### DATA SUPPLIED
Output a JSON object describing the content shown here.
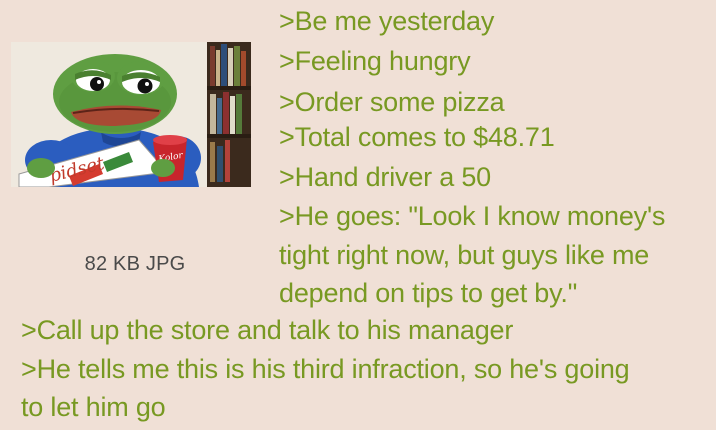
{
  "post": {
    "file_info": "82 KB JPG",
    "image": {
      "subject": "pepe-frog-with-pizza-box",
      "box_text": "pidset",
      "cup_text": "Kolor",
      "colors": {
        "skin": "#5f9e42",
        "shirt": "#2b5dbf",
        "box": "#ffffff",
        "cup": "#c8252c"
      }
    },
    "lines": [
      ">Be me yesterday",
      ">Feeling hungry",
      ">Order some pizza",
      ">Total comes to $48.71",
      ">Hand driver a 50",
      ">He goes: \"Look I know money's",
      "tight right now, but guys like me",
      "depend on tips to get by.\"",
      ">Call up the store and talk to his manager",
      ">He tells me this is his third infraction, so he's going",
      "to let him go"
    ]
  },
  "colors": {
    "background": "#f0e0d6",
    "greentext": "#789922",
    "meta_text": "#4a4a4a"
  }
}
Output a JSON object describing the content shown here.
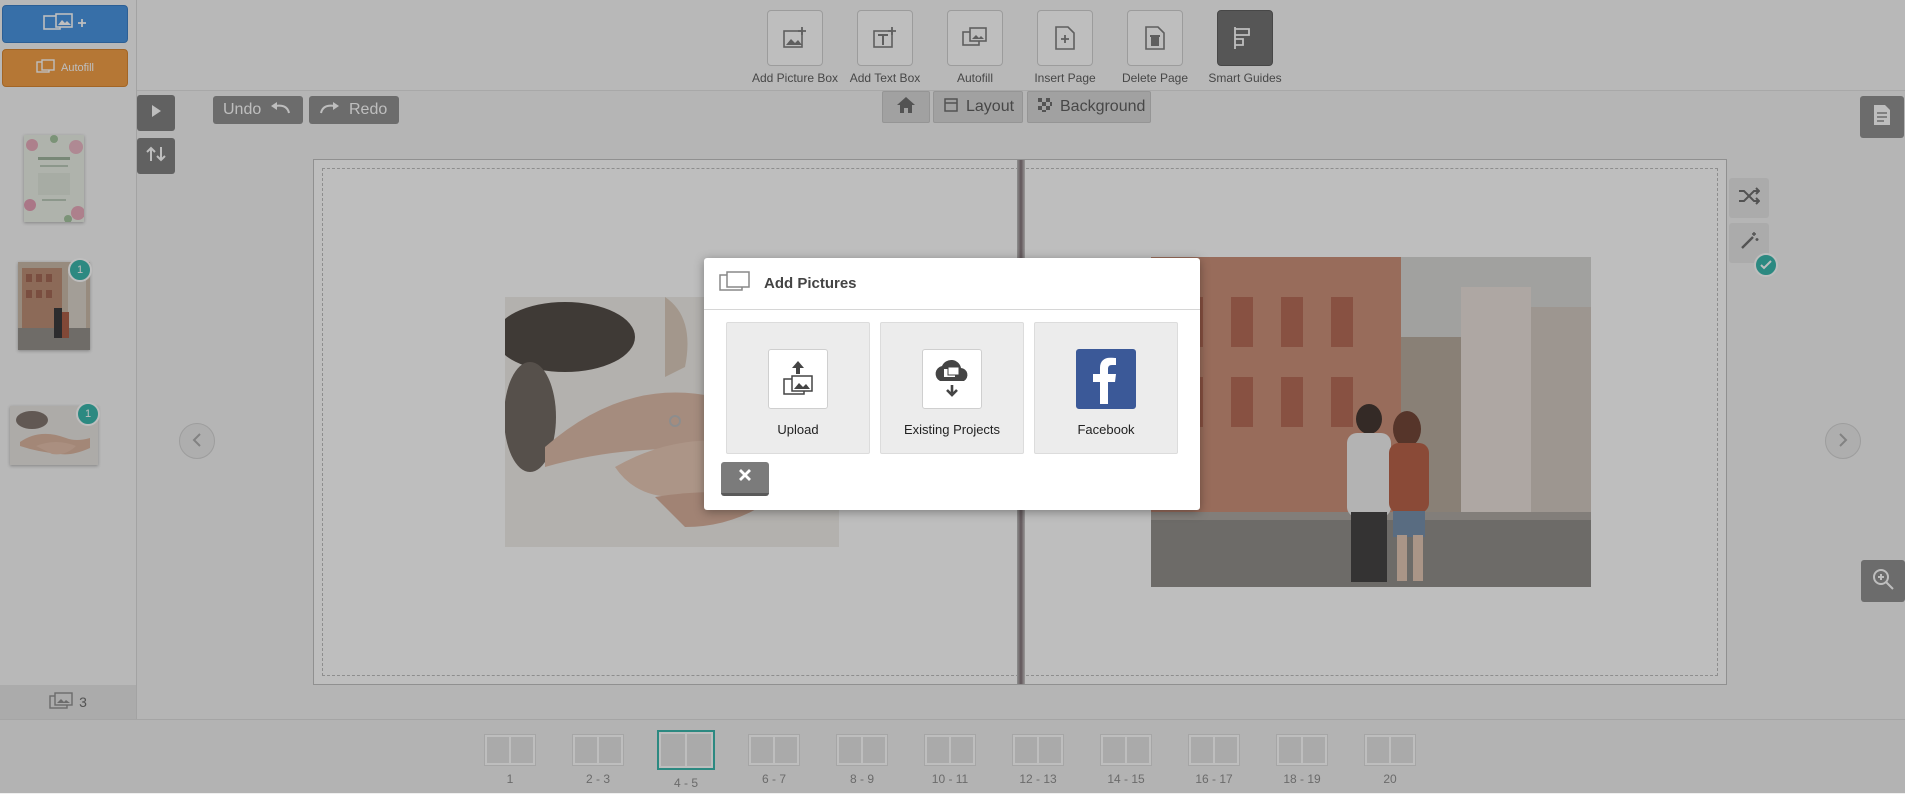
{
  "toolbar": {
    "tools": [
      {
        "label": "Add Picture Box",
        "icon": "add-picture-box-icon"
      },
      {
        "label": "Add Text Box",
        "icon": "add-text-box-icon"
      },
      {
        "label": "Autofill",
        "icon": "autofill-icon"
      },
      {
        "label": "Insert Page",
        "icon": "insert-page-icon"
      },
      {
        "label": "Delete Page",
        "icon": "delete-page-icon"
      },
      {
        "label": "Smart Guides",
        "icon": "smart-guides-icon",
        "active": true
      }
    ]
  },
  "sidebar": {
    "autofill_label": "Autofill",
    "photo_count": "3",
    "thumbnails": [
      {
        "name": "floral-card",
        "badge": ""
      },
      {
        "name": "couple-building",
        "badge": "1"
      },
      {
        "name": "hands",
        "badge": "1"
      }
    ]
  },
  "history": {
    "undo_label": "Undo",
    "redo_label": "Redo"
  },
  "view_tabs": {
    "layout_label": "Layout",
    "background_label": "Background"
  },
  "modal": {
    "title": "Add Pictures",
    "options": [
      {
        "label": "Upload",
        "icon": "upload-icon"
      },
      {
        "label": "Existing Projects",
        "icon": "cloud-download-icon"
      },
      {
        "label": "Facebook",
        "icon": "facebook-icon"
      }
    ]
  },
  "pages": [
    "1",
    "2 - 3",
    "4 - 5",
    "6 - 7",
    "8 - 9",
    "10 - 11",
    "12 - 13",
    "14 - 15",
    "16 - 17",
    "18 - 19",
    "20"
  ],
  "current_page": "4 - 5",
  "colors": {
    "accent": "#2eb3a8",
    "add_button": "#3e8ee0",
    "autofill_button": "#f29a3c",
    "facebook": "#3b5998"
  }
}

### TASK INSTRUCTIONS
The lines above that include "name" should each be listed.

### RESULT OF THE EXERCISE
        "name": "floral-card",
        "name": "couple-building",
        "name": "hands",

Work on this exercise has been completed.